Tables BBB and CCC are also an example of how variable the results are when you compare cost with time. Although the table and sample had twice the rows table CCC has fewer histograms and indexes. The same variation shows up clearly between EEE and GGG (after allowing for the order error), and slightly less immediately between DDD and all the other large tables.
That brings me to one more threat of mis-interpretation (and a reason why I’m not terribly keen on publishing scripts that I’ve hacked together). If you see Oracle claiming (through this script) that it took no more than a couple of minutes to gather stats on a 5 billion row table it may be true – but maybe that stats collection was only related to gathering stats for a single, fairly new, partition in a partitioned table. There are, no doubt, several boundary cases that a simple script like this will have overlooked – and when I run it I’ll be at a client site with knowledge of the client database and I’ll spot the anomalies and omissions.
One simple enhancement to the script above – indexes take time to analyze as well, and if you query only for tables the time spent analyzing the indexes on a table will be attributed to the NEXT table in the output.
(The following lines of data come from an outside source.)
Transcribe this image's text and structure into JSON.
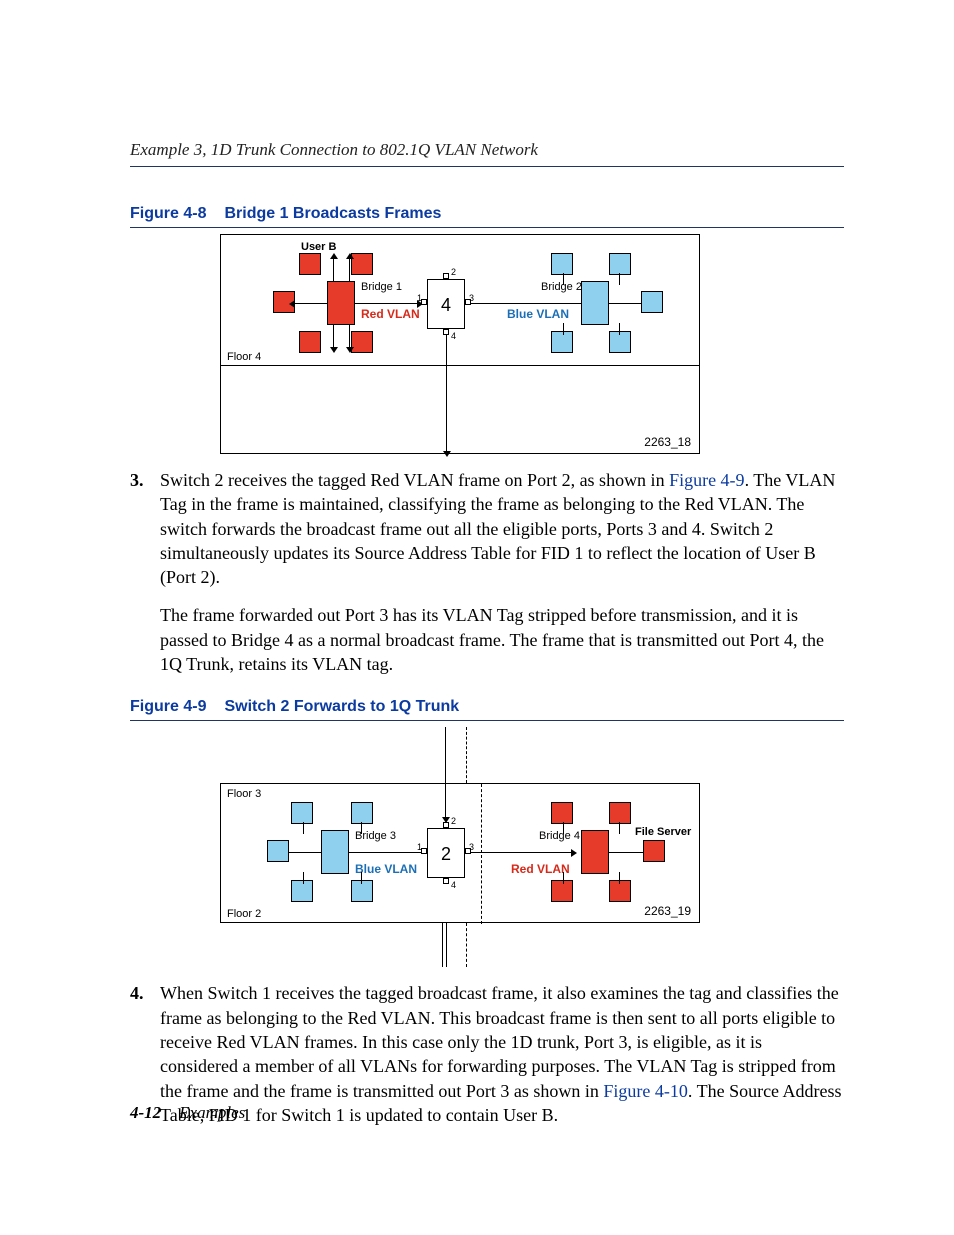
{
  "header": {
    "running": "Example 3, 1D Trunk Connection to 802.1Q VLAN Network"
  },
  "fig1": {
    "num": "Figure 4-8",
    "title": "Bridge 1 Broadcasts Frames",
    "userB": "User B",
    "bridge1": "Bridge 1",
    "bridge2": "Bridge 2",
    "redvlan": "Red VLAN",
    "bluevlan": "Blue VLAN",
    "floor": "Floor 4",
    "switch": "4",
    "p1": "1",
    "p2": "2",
    "p3": "3",
    "p4": "4",
    "id": "2263_18"
  },
  "step3": {
    "num": "3.",
    "a_pre": "Switch 2 receives the tagged Red VLAN frame on Port 2, as shown in ",
    "a_link": "Figure 4-9",
    "a_post": ". The VLAN Tag in the frame is maintained, classifying the frame as belonging to the Red VLAN. The switch forwards the broadcast frame out all the eligible ports, Ports 3 and 4. Switch 2 simultaneously updates its Source Address Table for FID 1 to reflect the location of User B (Port 2).",
    "b": "The frame forwarded out Port 3 has its VLAN Tag stripped before transmission, and it is passed to Bridge 4 as a normal broadcast frame. The frame that is transmitted out Port 4, the 1Q Trunk, retains its VLAN tag."
  },
  "fig2": {
    "num": "Figure 4-9",
    "title": "Switch 2 Forwards to 1Q Trunk",
    "floor3": "Floor 3",
    "floor2": "Floor 2",
    "bridge3": "Bridge 3",
    "bridge4": "Bridge 4",
    "fileserver": "File Server",
    "bluevlan": "Blue VLAN",
    "redvlan": "Red VLAN",
    "switch": "2",
    "p1": "1",
    "p2": "2",
    "p3": "3",
    "p4": "4",
    "id": "2263_19"
  },
  "step4": {
    "num": "4.",
    "a_pre": "When Switch 1 receives the tagged broadcast frame, it also examines the tag and classifies the frame as belonging to the Red VLAN. This broadcast frame is then sent to all ports eligible to receive Red VLAN frames. In this case only the 1D trunk, Port 3, is eligible, as it is considered a member of all VLANs for forwarding purposes. The VLAN Tag is stripped from the frame and the frame is transmitted out Port 3 as shown in ",
    "a_link": "Figure 4-10",
    "a_post": ". The Source Address Table, FID 1 for Switch 1 is updated to contain User B."
  },
  "footer": {
    "page": "4-12",
    "section": "Examples"
  }
}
All we have to do is change the reference to dba_tables to be an inline view referencing dba_tables and dba_indexes in a UNION ALL:
select table_name, index_name, blocks, num_rows, sample_size, round(100 * sample_size/nullif(num_rows,0),2) sample_pct, to_char(last_analyzed,'dd-mon-yyyy hh24:mi:ss') a_date, to_char( round(1440 * ( last_analyzed - lag(last_analyzed, 1) over (order by last_analyzed) ), 2 ),'9,999.99' ) a_time from ( select owner, table_name, null as index_name, blocks, num_rows, sample_size, last_analyzed from dba_tables union all select table_owner, table_name, index_name, leaf_blocks, num_rows, sample_size, last_analyzed from dba_indexes ) where owner = upper('&m_schema') order by last_analyzed ;
You’ll notice that I’ve left the ‘&schema’ outside the view so that I only have to supply a value once; the optimizer is smart enough to push this predicate inside the union all view so that the plan shows the two separate subqueries being operated only for the given schema.